On the heels of the Brown v. Board of Education decision and the Civil Rights Act of 1964, the Tacoma School District took voluntary measures to desegregate a select number of schools with high non-white enrollment. The district superintendent, Dr. Angelo Giaudrone, drew attention to the de facto segregation, and primarily focused on two elementary schools: Stanley Elementary, with a black population of 64 percent and McCarver Elementary, with a black population of 84 percent. In 1963, a subcommittee was formed to analyze and study the de facto segregation and provide recommendations for potential solutions. On July 8, 1966, a plan was announced by the school board for an optional enrollment program that relied on closing McCarver Junior High and to provide limited open enrollment to students affected by the closing.

In 1960, Willie Stewart was hired by Tacoma School District and assigned to Gault Junior High to teach life science and physical science. Stewart taught at Gault until 1966, when he was promoted to assistant principal. He stayed at Gault for three years until he was hired at Lincoln High School as assistant principal. A year later (1970), he became that first black principal in the Tacoma School District.1.

Willie Stewart c. 1966

According to Stewart, the biggest hesitancy for black families was the loss of historical lineage with their neighborhood school. “I’d have to work with the family, whose school is no longer there, and the principal by convincing them that this was the best program and most viable option for these kids based on where they lived.”

Stewart was often a liaison between the black community and the school district. “When there was a decision to close McCarver…. I was asked to be the person to stand between the school district and the black community to accept their students being bused between their home and different schools throughout the city.” When asked to look back on the effectiveness of the voluntary desegregation plan, Stewart said, “I wish there were have been more African American counselors, but we used everyone we had; we just didn’t have enough. We could have used a two-year education process, rather than one year. Many teachers had never talked to a black student, so those were some of the apprehensions.” Stewart thought the district could also have improved their plan, by having high school regional meetings with schools and the community as well as separate meetings for the black community to help with the transition with the loss of school lineage.

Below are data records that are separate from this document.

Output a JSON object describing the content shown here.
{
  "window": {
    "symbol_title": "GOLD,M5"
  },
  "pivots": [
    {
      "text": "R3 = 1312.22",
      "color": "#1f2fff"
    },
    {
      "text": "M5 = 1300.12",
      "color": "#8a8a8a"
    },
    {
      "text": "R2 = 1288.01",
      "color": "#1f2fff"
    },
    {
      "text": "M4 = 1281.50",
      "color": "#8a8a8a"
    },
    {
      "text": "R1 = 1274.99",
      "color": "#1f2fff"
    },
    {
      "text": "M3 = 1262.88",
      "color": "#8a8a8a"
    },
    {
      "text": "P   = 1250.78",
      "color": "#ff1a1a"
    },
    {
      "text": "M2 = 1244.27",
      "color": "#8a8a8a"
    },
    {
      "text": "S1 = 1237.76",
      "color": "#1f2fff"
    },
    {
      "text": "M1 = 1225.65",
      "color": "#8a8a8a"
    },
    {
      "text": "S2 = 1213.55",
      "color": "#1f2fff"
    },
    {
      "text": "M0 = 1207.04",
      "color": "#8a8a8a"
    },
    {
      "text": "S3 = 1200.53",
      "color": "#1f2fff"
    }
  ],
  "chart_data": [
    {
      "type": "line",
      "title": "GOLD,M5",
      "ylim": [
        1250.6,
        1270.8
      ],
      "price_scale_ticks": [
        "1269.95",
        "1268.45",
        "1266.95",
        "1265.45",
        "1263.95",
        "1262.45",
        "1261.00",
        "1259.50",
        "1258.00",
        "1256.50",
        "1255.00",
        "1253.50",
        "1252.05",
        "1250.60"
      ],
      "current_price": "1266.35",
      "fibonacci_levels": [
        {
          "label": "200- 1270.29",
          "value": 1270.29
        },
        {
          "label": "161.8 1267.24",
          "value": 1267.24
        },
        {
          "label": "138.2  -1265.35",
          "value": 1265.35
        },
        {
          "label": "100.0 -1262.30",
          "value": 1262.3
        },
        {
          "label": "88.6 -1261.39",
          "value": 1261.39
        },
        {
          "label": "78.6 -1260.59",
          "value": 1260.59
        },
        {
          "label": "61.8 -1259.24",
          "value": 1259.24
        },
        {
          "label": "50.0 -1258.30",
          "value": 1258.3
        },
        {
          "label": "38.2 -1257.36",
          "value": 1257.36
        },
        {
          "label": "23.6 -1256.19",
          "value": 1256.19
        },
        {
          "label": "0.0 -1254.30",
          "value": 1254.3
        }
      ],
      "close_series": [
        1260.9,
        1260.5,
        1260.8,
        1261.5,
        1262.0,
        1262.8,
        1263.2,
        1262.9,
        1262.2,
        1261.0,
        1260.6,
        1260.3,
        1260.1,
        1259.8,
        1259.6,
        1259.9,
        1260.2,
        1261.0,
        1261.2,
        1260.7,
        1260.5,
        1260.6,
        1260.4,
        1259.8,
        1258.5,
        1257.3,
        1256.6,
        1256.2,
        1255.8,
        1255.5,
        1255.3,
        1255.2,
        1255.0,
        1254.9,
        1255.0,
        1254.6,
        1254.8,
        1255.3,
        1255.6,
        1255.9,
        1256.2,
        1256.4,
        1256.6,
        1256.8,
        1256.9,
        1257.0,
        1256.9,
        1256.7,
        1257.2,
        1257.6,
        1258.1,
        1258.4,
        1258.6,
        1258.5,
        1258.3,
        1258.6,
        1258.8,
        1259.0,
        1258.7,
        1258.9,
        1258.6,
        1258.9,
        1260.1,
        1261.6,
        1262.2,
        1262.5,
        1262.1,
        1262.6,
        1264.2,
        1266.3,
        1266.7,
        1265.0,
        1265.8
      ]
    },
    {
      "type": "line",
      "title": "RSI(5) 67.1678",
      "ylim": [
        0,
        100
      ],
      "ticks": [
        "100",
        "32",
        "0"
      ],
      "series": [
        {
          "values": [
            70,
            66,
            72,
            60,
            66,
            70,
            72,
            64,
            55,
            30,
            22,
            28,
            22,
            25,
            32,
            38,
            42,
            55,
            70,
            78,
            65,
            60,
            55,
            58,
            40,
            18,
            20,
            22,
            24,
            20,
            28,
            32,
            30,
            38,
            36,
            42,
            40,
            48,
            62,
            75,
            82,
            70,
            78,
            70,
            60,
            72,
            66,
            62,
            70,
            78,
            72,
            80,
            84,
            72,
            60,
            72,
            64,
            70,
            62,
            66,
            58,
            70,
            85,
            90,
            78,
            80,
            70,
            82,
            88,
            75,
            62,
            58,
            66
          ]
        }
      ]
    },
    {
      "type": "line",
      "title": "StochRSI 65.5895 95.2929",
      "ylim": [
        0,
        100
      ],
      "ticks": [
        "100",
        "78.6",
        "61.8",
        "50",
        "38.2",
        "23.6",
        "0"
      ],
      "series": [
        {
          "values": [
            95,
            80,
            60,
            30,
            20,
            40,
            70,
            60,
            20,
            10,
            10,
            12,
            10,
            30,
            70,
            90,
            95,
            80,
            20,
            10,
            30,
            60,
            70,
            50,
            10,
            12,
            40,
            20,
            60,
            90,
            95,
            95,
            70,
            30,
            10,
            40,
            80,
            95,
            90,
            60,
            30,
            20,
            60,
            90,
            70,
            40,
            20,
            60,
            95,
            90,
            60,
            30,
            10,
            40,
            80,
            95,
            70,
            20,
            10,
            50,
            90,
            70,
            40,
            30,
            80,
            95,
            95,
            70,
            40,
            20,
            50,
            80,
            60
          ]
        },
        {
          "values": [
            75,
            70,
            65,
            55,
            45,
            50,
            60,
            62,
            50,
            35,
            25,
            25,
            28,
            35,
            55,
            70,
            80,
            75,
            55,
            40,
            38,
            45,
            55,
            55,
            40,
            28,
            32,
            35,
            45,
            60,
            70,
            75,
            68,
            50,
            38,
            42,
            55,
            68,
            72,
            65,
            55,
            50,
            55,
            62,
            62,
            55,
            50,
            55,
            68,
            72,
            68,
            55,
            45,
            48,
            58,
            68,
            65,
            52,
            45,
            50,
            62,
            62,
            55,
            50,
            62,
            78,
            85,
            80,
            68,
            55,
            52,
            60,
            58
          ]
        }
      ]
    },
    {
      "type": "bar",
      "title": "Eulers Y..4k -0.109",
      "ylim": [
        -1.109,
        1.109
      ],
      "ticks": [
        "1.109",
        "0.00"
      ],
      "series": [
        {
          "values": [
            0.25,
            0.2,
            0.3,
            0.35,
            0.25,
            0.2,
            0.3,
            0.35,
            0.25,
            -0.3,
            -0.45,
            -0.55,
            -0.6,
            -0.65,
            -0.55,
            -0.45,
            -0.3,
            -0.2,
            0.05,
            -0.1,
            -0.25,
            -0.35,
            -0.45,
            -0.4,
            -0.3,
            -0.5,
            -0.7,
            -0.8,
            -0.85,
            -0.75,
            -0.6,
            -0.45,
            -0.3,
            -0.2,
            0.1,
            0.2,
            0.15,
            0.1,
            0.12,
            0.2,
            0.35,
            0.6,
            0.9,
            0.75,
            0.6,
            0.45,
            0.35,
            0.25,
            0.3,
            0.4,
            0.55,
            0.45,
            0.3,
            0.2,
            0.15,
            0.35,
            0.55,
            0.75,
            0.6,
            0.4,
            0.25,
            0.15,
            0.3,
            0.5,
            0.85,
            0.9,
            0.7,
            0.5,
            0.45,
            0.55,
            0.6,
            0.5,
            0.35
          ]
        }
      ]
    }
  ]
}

Stewart led the counseling program for two years before stepping down to focus on his duties as principal at Lincoln. In 1972, according to the Tacoma News Tribune, the schools district declared an end to de facto segregation in fifty-eight school buildings; with all buildings at or below the forty-percent threshold for black student enrollment. According to the United States Commission on Civil Rights a decade later, the summer counseling program was pivotal to the success of the voluntary desegregation program in the Tacoma School District.